▶ WHAT IS REQUIRED: The answer must be every line from the entries below that contains "Evertica".

▶ DATASET RECORDS:
···
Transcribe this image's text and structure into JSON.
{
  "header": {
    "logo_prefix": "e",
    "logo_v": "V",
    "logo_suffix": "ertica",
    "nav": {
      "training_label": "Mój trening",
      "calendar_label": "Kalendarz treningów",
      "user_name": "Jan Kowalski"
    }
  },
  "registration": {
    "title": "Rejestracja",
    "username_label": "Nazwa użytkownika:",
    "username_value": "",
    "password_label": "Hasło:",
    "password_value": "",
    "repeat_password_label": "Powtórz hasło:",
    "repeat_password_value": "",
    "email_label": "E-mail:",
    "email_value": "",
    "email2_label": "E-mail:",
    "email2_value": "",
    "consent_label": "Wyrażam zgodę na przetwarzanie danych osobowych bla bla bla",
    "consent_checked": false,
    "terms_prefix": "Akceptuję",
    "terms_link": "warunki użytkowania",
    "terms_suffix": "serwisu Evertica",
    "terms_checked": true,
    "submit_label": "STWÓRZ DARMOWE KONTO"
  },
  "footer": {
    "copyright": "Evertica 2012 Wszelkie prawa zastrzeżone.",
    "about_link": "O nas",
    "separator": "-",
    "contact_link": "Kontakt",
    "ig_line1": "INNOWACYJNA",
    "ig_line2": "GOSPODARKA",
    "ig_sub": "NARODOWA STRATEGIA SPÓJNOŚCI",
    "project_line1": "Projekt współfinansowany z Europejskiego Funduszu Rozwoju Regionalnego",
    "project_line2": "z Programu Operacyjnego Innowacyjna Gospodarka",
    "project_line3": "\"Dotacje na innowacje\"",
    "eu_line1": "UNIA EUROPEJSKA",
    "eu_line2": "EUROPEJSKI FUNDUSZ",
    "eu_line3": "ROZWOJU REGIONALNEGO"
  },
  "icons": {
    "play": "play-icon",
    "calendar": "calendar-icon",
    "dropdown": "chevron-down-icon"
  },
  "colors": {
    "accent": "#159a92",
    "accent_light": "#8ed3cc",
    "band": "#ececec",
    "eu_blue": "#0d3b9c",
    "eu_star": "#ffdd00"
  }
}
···
▶ EXERCISE ANSWER:
    "terms_suffix": "serwisu Evertica",
    "copyright": "Evertica 2012 Wszelkie prawa zastrzeżone.",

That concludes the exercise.